Predicting the predictable

Avid readers of news will notice that only rarely does anything genuinely new happen.

Instead, broadly similar news tends to hit the headlines about the same time each year, that occurrence being even more predictable during the quiet weeks early in the new year.

There is the New Year honours list. Then there are the inevitable stories about the mounting holiday road toll, tragic drownings, climbing accidents, camping mishaps and stormy weather.

The latest hardy annual to join the regulars during the past decade or so has been the climate summary for the previous year, with its statements of how much warmer the weather was compared with the long-term averages.

Given the consistent warming trend being experienced, it would be easy to shrug the shoulders and switch off from this news. But we must take notice.

Niwa's annual climate report for 2017 shows what most Otago residents will already have suspected - that it seemed a lot warmer right through the year than it often is.

There were, of course, the usual extremes of heat and cold around the region, but a general mildness notably took the edge off the winter, even if last summer was nothing to write home about.

For the record, the nationwide mean temperature calculated from the Crown Research Institute's seven-station network across New Zealand was 13.15degC.

That was 0.54degC higher than the 1981 to 2010 annual average, making last year the fifth-warmest year since the seven-station series began in 1909. The warmest year in that series was 2016, with 2013, 1999 and 1998 also in the top five.

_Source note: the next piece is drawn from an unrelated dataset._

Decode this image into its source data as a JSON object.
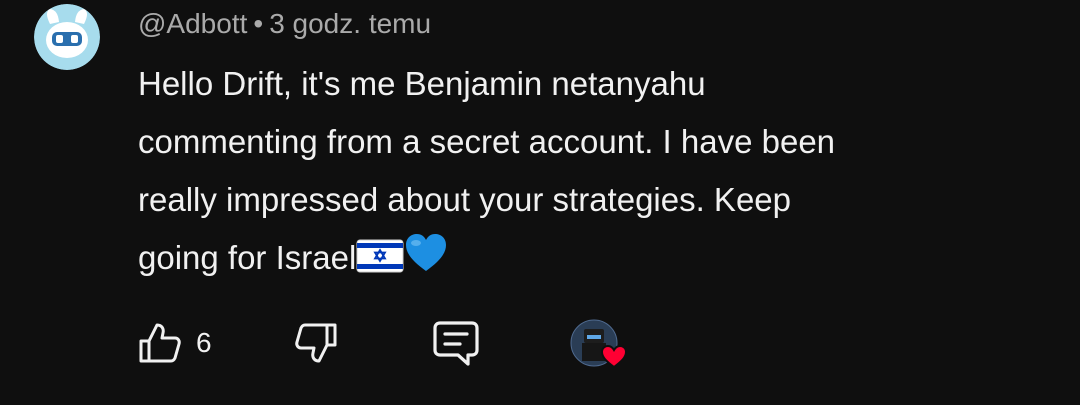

The network comprises Musselburgh in Dunedin and three other South Island stations, at Lincoln, Appleby (Nelson) and Hokitika airport, as well as Kelburn in Wellington, Masterton, and Mangere in Auckland.

The locations were chosen for their geographic coverage and their long temperature records, and the network has been peer-reviewed for robustness by the Australian Bureau of Meteorology.

This slow but consistent turning up of the temperature dial should be hugely concerning to us all. Our climate is changing - of that there is no doubt.

There remains a small but dedicated group of climate-change deniers who question the science, and the motives of the climate scientists, at every turn - United States President Donald Trump among them. But the fact our climate is indeed changing - the evidence being the inexorable rise in average temperatures in many parts of the world - is beyond question.

It would be foolish and simplistic in the extreme to blame any single storm that comes along on climate change. After all, there has always been bad weather in this country and New Zealanders know all about the miseries of dealing with severe wind, rain or snow.

Where the influence of climate change can be seen is in the longer-term picture, such as repeated storms of a severity that maybe used to occur once every decade or so, or in these persistently rising average temperatures.

At the same time last week there were at least three significant storms affecting many millions of people across the globe. Although geographically unconnected, there were immense snowstorms and bitter cold in the northeastern United States, Storm Eleanor was battering Britain, and a subtropical low was bringing strong wind and heavy rain to northern and central New Zealand.

Coincidence? Probably. It is more likely we will know about such contemporaneous events sooner these days, given the proliferation of social media and online news sites. The down side of such immediacy, however, is how easily coverage can get out of proportion, fuelled by emotive hyperbole.

The wind and rain that hit the North Island last week was the kind of system we see most summers. Yet Niwa branded it a ''monster storm'', probably in an effort to attract the attention of the public and media.

Such exaggeration plays right into the hands of the deniers and the President Trumps of this world, and those who might consider such embellished warnings as crying wolf.

It does not help those genuinely working towards mitigating the effects of climate change using robust data to develop the best future policies.



Volcanic ash that is light enough to remain in the upper atmosphere can greatly add to the effects of global warming. There has been the Icelandic eruption across the Northern Hemisphere, the Mexican eruption across the equatorial zone and the Phillipine eruption across the Southern Hemisphere.